Saloon or hatchback? Which is it? Why?
From 1972 to 1984 the VW sold the Passat with the option of a 5-door as well as 2-door and five doors. Today it’s only sold as a saloon and estate. The Citroen XM came as a five-door hatchback and as a fabulously useful estate. Its predecessors and successors could only be had as saloons or estates.
All generations of the Seat Toledo, barring one have been hatchbacks. For 1999, the second generation Toledo astounded the world with its saloon format (except in Britain where it was a hatchback**). By 2004 the status quo ante resumed and remains so.
In the 1970s quite a few manufacturers experimented with the 5-door format but reverted by the early 80s. We know this. Don’t write in. That isn’t quite the focus of interest today. Underneath my saloon-to-hatch-to-saloon inquiry lies the vague idea that someone out there thinks one format is superior, some of the time. Is that true?

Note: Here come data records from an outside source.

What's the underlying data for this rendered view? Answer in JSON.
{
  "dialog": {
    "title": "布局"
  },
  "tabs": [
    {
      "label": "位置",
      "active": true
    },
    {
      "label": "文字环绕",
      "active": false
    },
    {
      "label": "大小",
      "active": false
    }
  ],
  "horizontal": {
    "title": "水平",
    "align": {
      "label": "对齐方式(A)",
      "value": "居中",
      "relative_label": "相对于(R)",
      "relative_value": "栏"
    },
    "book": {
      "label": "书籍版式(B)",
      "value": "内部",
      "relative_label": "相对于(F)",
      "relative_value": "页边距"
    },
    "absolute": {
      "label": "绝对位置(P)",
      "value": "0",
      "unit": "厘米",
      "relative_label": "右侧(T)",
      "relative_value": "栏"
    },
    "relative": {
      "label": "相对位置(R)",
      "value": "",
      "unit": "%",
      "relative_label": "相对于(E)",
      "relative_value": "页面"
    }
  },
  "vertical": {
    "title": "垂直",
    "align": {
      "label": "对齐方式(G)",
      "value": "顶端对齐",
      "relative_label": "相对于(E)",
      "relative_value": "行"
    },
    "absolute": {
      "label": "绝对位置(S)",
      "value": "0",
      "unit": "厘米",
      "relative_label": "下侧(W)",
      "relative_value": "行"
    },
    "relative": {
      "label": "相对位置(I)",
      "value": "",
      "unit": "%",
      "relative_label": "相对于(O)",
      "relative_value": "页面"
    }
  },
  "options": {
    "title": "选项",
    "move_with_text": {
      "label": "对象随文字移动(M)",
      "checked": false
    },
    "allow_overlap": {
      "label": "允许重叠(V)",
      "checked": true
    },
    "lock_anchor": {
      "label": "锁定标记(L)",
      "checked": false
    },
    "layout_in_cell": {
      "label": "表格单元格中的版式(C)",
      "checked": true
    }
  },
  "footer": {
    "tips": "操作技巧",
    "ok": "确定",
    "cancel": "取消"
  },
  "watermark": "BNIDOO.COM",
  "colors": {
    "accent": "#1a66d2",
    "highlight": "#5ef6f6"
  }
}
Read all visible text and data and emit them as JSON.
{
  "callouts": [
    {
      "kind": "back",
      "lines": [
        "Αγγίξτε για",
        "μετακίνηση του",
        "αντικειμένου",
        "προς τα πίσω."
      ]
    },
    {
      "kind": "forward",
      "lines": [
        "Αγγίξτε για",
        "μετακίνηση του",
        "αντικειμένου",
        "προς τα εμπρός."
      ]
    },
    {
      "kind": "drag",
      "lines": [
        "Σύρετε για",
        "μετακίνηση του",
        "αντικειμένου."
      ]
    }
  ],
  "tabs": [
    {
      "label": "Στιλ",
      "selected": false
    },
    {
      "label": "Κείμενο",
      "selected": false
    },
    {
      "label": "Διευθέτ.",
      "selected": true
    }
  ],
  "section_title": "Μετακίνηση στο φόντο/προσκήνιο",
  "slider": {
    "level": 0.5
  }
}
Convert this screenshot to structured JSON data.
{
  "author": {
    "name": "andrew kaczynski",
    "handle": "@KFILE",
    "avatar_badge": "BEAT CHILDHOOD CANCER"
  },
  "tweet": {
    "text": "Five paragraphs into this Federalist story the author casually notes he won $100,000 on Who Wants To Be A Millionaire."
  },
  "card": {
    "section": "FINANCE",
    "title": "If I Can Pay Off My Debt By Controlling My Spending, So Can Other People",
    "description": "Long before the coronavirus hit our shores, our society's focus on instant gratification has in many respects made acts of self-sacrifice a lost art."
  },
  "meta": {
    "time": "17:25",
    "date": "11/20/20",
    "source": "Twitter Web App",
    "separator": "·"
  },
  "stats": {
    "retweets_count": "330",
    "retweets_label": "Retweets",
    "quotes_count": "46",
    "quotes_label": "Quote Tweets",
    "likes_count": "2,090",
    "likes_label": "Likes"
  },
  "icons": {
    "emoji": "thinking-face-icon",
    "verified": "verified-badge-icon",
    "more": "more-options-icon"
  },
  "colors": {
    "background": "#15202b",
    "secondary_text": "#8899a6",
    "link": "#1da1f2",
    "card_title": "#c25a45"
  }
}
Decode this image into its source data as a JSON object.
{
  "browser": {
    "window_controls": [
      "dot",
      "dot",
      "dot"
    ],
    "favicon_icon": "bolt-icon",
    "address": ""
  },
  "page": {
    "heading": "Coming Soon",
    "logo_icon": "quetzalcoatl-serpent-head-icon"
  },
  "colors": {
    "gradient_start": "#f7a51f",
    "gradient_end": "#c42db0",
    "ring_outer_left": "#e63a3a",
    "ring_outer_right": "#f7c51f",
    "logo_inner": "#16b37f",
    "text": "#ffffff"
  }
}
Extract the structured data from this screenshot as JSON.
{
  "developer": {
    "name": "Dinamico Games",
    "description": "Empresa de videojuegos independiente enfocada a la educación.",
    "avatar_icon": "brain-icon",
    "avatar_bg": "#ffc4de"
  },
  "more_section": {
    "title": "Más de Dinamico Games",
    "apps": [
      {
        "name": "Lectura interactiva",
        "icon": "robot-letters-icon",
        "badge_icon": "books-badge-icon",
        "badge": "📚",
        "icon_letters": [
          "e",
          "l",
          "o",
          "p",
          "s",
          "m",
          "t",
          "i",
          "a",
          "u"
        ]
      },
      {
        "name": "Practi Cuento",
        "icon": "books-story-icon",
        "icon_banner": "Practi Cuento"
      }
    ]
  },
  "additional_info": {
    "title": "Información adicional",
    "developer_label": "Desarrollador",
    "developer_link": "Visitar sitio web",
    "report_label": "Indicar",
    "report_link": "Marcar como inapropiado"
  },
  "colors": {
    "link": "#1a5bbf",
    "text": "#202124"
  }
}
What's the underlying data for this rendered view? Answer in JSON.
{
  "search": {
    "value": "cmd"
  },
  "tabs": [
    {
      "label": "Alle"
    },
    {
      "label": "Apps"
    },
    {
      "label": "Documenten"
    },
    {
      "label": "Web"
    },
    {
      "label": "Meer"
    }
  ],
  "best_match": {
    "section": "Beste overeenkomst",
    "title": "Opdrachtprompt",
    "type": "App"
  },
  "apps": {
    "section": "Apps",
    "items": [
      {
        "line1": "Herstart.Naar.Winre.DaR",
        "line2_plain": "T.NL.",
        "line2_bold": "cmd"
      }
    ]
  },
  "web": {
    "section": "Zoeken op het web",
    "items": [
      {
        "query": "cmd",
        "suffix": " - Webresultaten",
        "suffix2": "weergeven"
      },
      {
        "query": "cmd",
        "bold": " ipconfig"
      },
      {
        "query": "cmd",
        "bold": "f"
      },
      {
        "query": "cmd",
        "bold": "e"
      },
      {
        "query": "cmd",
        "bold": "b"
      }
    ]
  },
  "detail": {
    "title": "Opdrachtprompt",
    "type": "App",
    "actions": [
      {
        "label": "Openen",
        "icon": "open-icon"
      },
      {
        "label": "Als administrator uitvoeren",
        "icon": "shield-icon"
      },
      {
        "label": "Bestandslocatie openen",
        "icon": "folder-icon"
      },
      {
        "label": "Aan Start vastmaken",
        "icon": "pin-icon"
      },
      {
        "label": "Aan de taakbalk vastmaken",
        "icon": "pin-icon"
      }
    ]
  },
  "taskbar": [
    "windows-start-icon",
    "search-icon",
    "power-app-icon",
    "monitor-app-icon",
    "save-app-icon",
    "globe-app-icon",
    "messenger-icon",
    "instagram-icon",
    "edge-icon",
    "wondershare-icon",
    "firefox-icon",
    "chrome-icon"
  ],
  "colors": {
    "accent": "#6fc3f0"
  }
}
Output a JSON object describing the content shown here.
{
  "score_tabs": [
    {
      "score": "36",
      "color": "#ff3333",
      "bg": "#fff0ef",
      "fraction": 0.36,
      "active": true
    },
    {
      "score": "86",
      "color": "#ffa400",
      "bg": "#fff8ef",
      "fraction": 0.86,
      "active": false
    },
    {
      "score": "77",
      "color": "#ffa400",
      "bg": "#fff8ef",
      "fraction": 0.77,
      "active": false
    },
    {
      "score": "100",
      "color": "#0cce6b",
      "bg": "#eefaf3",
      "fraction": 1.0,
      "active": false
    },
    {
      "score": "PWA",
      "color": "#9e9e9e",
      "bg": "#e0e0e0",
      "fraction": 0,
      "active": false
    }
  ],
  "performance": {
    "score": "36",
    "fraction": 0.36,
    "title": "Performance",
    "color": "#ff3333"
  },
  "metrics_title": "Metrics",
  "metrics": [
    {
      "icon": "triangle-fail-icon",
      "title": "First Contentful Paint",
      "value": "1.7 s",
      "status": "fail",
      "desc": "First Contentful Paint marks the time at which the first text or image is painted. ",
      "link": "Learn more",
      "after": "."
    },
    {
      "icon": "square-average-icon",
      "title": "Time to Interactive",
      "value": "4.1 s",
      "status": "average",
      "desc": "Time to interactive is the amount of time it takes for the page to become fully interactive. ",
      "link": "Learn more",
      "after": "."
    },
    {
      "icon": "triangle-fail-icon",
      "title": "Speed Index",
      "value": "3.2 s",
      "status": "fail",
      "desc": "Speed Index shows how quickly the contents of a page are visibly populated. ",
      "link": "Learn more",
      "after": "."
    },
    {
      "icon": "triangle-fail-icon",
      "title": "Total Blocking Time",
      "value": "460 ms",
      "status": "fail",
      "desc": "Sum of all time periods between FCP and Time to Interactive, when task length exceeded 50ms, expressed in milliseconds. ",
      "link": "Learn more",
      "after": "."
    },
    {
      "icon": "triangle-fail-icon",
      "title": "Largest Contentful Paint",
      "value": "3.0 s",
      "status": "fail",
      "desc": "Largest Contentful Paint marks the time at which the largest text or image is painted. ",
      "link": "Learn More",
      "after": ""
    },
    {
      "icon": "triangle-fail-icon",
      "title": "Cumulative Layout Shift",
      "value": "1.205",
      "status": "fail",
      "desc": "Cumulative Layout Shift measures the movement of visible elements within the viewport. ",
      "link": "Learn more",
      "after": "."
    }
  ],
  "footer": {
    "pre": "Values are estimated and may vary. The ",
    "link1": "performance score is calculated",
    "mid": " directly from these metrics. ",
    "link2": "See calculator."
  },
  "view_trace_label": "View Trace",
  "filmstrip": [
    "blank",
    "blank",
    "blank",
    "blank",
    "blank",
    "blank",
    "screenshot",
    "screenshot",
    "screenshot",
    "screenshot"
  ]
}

This question occurred to me as I saw a Passat zoom along the town centre nine days ago. You have to hand it to VW: the Passat is a pretty imposing vehicle and it is not easy to precisely define why. I have some ideas. They aren’t very well formulated and may be more noise than signal. Width, I ask speculatively? Is it the way the chrome bars flow into the wide head-lamps?
Instead of gawping at the tail-pipe’s vanishing gasses I thought: Saloon. Saloon? Why are Passats always saloons – or why have they been thus for a really long time (since 1988). In the same time period Ford and Opel (once owned by GM) have given up on saloons for their large cars. It took Opel a very long time indeed, though. The new Insignia only comes as a hatch or an estate. The Mondeo gave up its saloon form in 2014.
If we look at Renault we find that ziggy-zaggy line of cars with the 18 (1978- 1989) in the middle of it. You could only get the 18 as a four door or estate. The predecessor also had only 4 doors – and this is in the middle of the hatchback boom, kicked off by Renault themselves. The 21 started life as a saloon and ended it with the singular 21 hatchback. Does that make any kind of sense? The Renault Talisman which is nominally a descendent of the 18 has four doors or is sold as an estatoid.
Turning back to France for a moment, Citroen turned the world upside down and sideways with the hatchback XM. Nothing was the same after that, was it?
It is well known that it had a 13th piece of glass, inside the hatchback which allowed the XM to be pretend to be a saloon: when you opened the hatch to get out your golf clubs the glass screen could stay in place to keep cold air off the back of the non-existant rear passenger.
They say life is but a brief moment between infinitely long periods of non-existance. The hatchbackness of the XM is not unlike that. 1955 to 1989 it’s salooniness at Haute de Gamme. Then hatchicity erupts into the void. From 2005 to 2012 its back to salooniness and theoretically still is.
In the general context of the times, the XM bucked the trend while at Peugeot they didn’t so PSA hedged its bets. Rover hedged its bets with the well-regarded 800. Interestingly it appeared as saloon in 1986, which made it the anti-SD1. I am not clear about the rationale for this: if the SD-1 disappointed as a hatchback then it made sense to offer its successor as a saloon. So was the hatchback of 1988 a bit of buyer’s regret on the part of Rover?
As you can see so far, I am 580 words into this piece and there is no pattern emerging. It seems like unto a bag of rags.
Saab! From 1998 to 2002 the Saab 9-3 (body 9400) existed as 3 or 5 door hatch. Lovely. For the replacement that car line went saloon – in the name of complying with the standards set by the BMW 3 series, Mercedes C-class and Audi A4. That didn’t work. I wonder what the replacement 9-3 would have been. I am guessing it would have reverted to a 5-door hatch because as we know the stoutly, confirmed saloonists at BMW, Audi and Mercedes have been dallying with 5-door cars and getting away with it.
After all that it still doesn’t make any sense as to why some cars have flipped and some have stayed the same for a long time. The Passat has done very well as a saloon – and yet… wouldn’t you think if it was a hatch it would complement the A4 which seems more rightly to be a saloon?
Finally, the latest development is that Peugeot are going to sell a 5-door hatchback as the replacement for the 508 which was a saloon, as was every similar Peugeot back to the founding of Peugeot in 1810. (I will tell you another time if I like this. Autocropley call the outgoing car staid when I remember it was hailed as handsome). Holy goodness. So, here’s another example of a flip. Would you expect this?
Einstein is said to have hoped that when he died, God would explain fluid dynamics to him (count me in on that, please). My hopes for the afterlife would include a) no television, b) understanding the Oldsmobile Cutlass model history, d) understanding the Triumph Toledo/Dolomite history and e) this whole hatch versus saloon thing.
** yes, really.